No kind of calamity can occur, except by the leave of Allah: and if anyone believes in Allah, (Allah) guides his heart (aright): for Allah knows all things. (Surat at-Taghabun: 11)

Nor can a soul die except by Allah's leave, the term being fixed as by writing. If any desires a reward in this life, We shall give it to him; and if any desires a reward in the hereafter, We shall give it to him. And swiftly shall We reward those that (serve Us with) gratitude. (Surah Ali-'Imran: 145)

Another lesson one draws from disasters is that man, assuming himself to be mighty on earth, realizes that he is simply weak and actually does not have the strength to cope with disasters, which happen in a moment by the will of Allah. Man can provide no help either to himself or to anyone else. Surely Allah is Omnipotent. This is stated in the following verse:

If Allah touches you with affliction, none can remove it but He; if He touch you with happiness, He has power over all things. (Surat al-An'am: 17)

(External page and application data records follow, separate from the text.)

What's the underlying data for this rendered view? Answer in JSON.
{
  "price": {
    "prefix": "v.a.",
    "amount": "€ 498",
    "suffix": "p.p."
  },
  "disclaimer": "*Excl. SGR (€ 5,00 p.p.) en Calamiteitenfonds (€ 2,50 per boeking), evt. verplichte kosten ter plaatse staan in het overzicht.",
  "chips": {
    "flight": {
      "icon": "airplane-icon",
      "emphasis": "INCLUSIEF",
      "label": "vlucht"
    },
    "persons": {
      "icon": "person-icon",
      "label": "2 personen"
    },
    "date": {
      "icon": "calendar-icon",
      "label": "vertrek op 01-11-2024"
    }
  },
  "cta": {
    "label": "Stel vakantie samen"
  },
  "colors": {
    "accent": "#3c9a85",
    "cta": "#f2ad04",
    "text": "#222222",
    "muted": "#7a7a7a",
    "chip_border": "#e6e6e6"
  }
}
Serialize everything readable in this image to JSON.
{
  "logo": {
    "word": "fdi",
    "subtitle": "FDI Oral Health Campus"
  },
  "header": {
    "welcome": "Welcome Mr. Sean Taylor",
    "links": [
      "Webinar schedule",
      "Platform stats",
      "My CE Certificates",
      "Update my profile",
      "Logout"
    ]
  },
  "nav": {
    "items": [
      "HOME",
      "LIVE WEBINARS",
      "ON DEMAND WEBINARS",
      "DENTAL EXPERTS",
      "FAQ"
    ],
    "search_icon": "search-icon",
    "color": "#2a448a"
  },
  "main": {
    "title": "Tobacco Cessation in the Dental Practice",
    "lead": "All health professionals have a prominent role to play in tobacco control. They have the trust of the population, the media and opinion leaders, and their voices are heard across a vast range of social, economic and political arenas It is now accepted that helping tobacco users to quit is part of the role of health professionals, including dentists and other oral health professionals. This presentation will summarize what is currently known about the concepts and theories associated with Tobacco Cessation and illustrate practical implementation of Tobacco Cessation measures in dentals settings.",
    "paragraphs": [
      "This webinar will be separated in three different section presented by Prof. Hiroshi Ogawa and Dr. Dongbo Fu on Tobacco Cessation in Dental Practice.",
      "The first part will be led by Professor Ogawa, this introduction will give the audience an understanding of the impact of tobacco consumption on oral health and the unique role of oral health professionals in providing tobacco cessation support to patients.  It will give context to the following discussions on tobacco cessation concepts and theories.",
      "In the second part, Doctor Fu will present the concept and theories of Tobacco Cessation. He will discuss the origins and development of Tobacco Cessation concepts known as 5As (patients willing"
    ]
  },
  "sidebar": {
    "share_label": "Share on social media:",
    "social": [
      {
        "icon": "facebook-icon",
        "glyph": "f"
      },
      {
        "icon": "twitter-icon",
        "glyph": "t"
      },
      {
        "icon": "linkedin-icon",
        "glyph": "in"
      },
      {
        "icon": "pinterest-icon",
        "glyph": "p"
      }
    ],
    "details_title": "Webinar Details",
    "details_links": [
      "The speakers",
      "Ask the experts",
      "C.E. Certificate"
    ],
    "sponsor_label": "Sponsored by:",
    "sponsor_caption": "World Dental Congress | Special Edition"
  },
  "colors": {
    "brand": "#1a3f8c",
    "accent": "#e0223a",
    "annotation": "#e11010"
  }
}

In this chapter, a comprehensive account of types of disasters affecting the earth will be given. The purpose is to remind people that this world is not a place for which to feel blind affection. These incidents indicate how desperately we need Allah's guidance and help. This desperation is a clear statement that people are impotent before Allah. As is said in the verse; "and nor have you, besides Allah, any protector or helper." (Surat al-'Ankabut: 22)

Harun Yahya!

amiraa amiraa
36-40, F
Apr 29, 2010